Published on February 25, 2009 | by LawNews
Prof. Eric Freedman in The New York Times
Professor Eric M. Freedman, Maurice A. Deane Distinguished Professor of Constitutional Law, was quoted in the following New York Times article.
Citing Cost, States Consider End to Death Penalty
By Ian Urbina
The New York Times
February 25, 2009
Since 1978, five people have been executed in Maryland, and five inmates are on death row.
Opponents of repealing capital punishment say such measures are short-sighted and will result in more crime and greater costs to states down the road. At a time when police departments are being scaled down to save money, the role of the death penalty in deterring certain crimes is more important than ever, they say.
“How do you put a price tag on crimes that don’t happen because threat of the death penalty deters them?” said Scott Shellenberger, the state’s attorney for Baltimore County, Md., who opposes the repeal bill.

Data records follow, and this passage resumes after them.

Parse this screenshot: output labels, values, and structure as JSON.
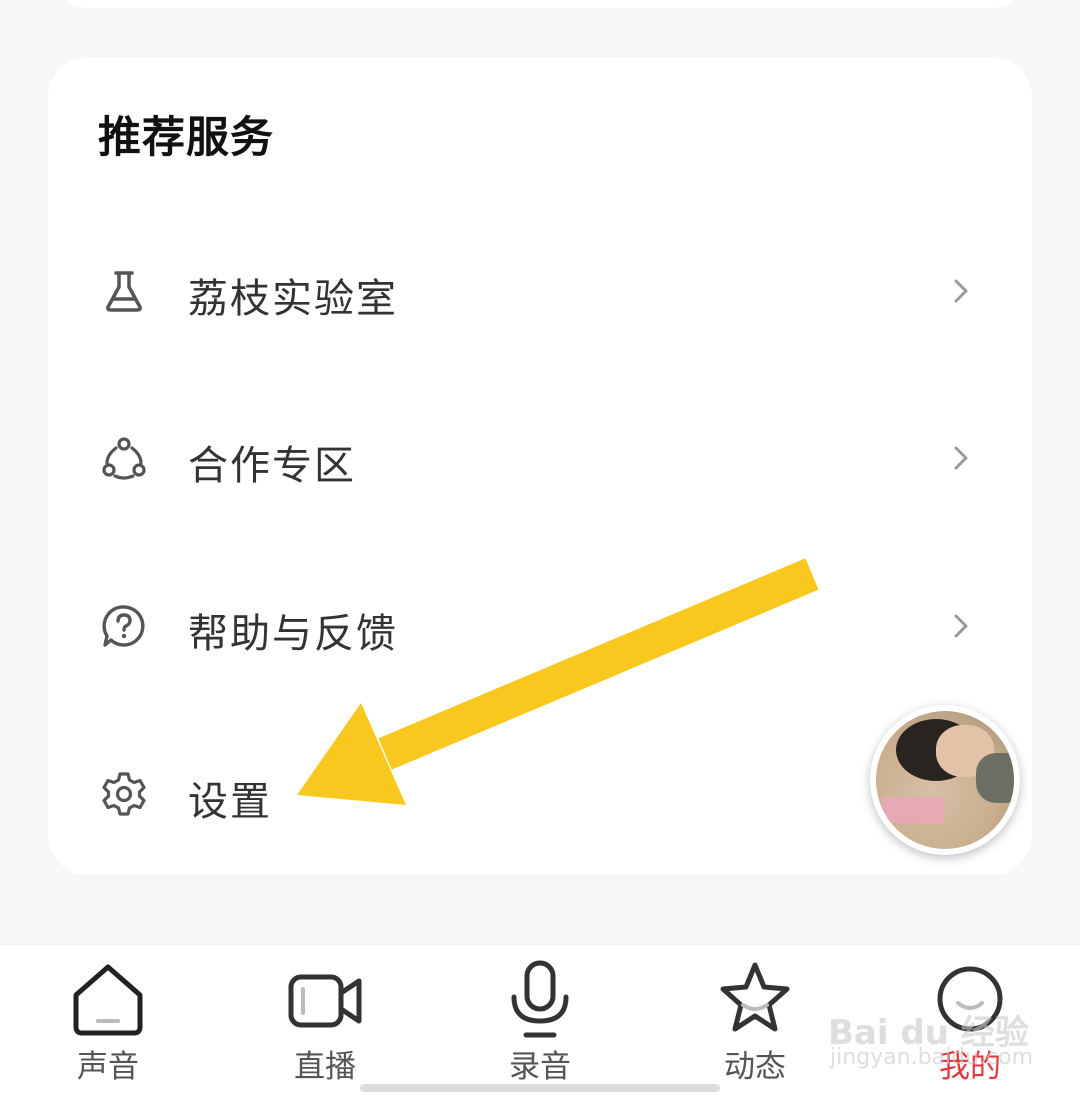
{
  "section": {
    "title": "推荐服务"
  },
  "services": [
    {
      "label": "荔枝实验室",
      "icon": "flask-icon"
    },
    {
      "label": "合作专区",
      "icon": "cooperation-nodes-icon"
    },
    {
      "label": "帮助与反馈",
      "icon": "help-question-icon"
    },
    {
      "label": "设置",
      "icon": "gear-icon"
    }
  ],
  "annotation": {
    "arrow_color": "#f9c81e",
    "target": "设置"
  },
  "bottom_nav": [
    {
      "label": "声音",
      "icon": "home-icon"
    },
    {
      "label": "直播",
      "icon": "video-camera-icon"
    },
    {
      "label": "录音",
      "icon": "microphone-icon"
    },
    {
      "label": "动态",
      "icon": "star-icon"
    },
    {
      "label": "我的",
      "icon": "profile-icon",
      "active": true
    }
  ],
  "colors": {
    "active": "#e0393e",
    "text": "#333333",
    "background": "#f7f7f7"
  },
  "watermark": {
    "brand": "Bai du 经验",
    "url": "jingyan.baidu.com"
  }
}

Kent Scheidegger, legal director of the Criminal Justice Legal Foundation, an organization in Sacramento that works on behalf of crime victims, called the anticipated savings a mirage. He added that with the death penalty, prosecutors can more easily offer life sentences in a plea bargain and thus avoid trial costs.
But Eric M. Freedman, a death penalty expert at Hofstra Law School, said studies had shown that plea bargaining rates were roughly the same in states that had the death penalty as in states that did not.

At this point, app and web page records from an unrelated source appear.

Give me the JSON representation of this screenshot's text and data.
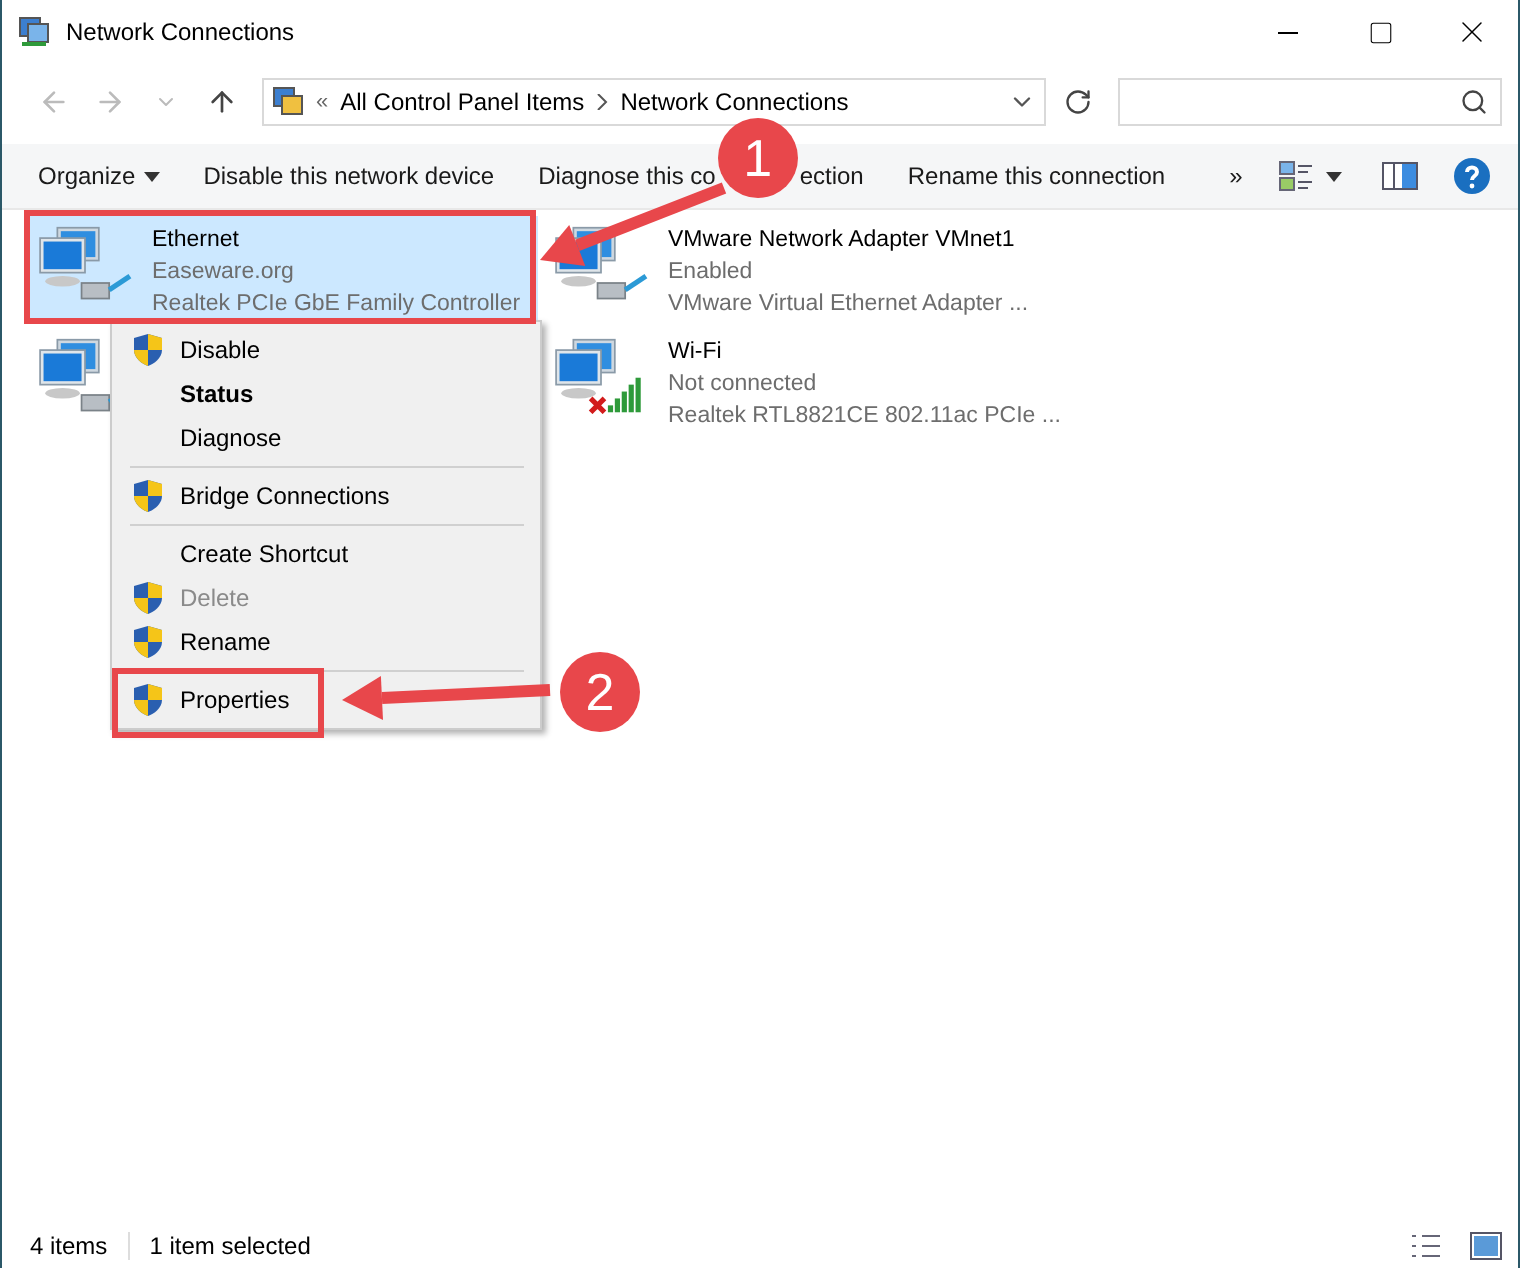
{
  "window": {
    "title": "Network Connections"
  },
  "address": {
    "overflow": "«",
    "breadcrumb": [
      "All Control Panel Items",
      "Network Connections"
    ]
  },
  "command_bar": {
    "items": [
      {
        "label": "Organize",
        "kind": "dropdown"
      },
      {
        "label": "Disable this network device",
        "kind": "command"
      },
      {
        "label": "Diagnose this co",
        "tail": "ection",
        "kind": "covered"
      },
      {
        "label": "Rename this connection",
        "kind": "command"
      },
      {
        "label": "»",
        "kind": "more"
      }
    ]
  },
  "adapters": [
    {
      "kind": "ethernet",
      "name": "Ethernet",
      "status": "Easeware.org",
      "device": "Realtek PCIe GbE Family Controller",
      "selected": true,
      "connected": true
    },
    {
      "kind": "ethernet",
      "name": "VMware Network Adapter VMnet1",
      "status": "Enabled",
      "device": "VMware Virtual Ethernet Adapter ...",
      "selected": false,
      "connected": true
    },
    {
      "kind": "ethernet"
    },
    {
      "kind": "wifi",
      "name": "Wi-Fi",
      "status": "Not connected",
      "device": "Realtek RTL8821CE 802.11ac PCIe ...",
      "selected": false,
      "connected": false
    }
  ],
  "context_menu": {
    "items": [
      {
        "kind": "item",
        "label": "Disable",
        "shield": true,
        "default": false,
        "disabled": false
      },
      {
        "kind": "item",
        "label": "Status",
        "shield": false,
        "default": true,
        "disabled": false
      },
      {
        "kind": "item",
        "label": "Diagnose",
        "shield": false,
        "default": false,
        "disabled": false
      },
      {
        "kind": "separator"
      },
      {
        "kind": "item",
        "label": "Bridge Connections",
        "shield": true,
        "default": false,
        "disabled": false
      },
      {
        "kind": "separator"
      },
      {
        "kind": "item",
        "label": "Create Shortcut",
        "shield": false,
        "default": false,
        "disabled": false
      },
      {
        "kind": "item",
        "label": "Delete",
        "shield": true,
        "default": false,
        "disabled": true
      },
      {
        "kind": "item",
        "label": "Rename",
        "shield": true,
        "default": false,
        "disabled": false
      },
      {
        "kind": "separator"
      },
      {
        "kind": "item",
        "label": "Properties",
        "shield": true,
        "default": false,
        "disabled": false
      }
    ]
  },
  "annotations": [
    {
      "label": "1"
    },
    {
      "label": "2"
    }
  ],
  "status_bar": [
    "4 items",
    "1 item selected"
  ]
}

“It makes perfect sense that states are trying to spend their criminal justice budgets better,” he said, “and that the first place they look to do a cost-benefit analysis is the death penalty.”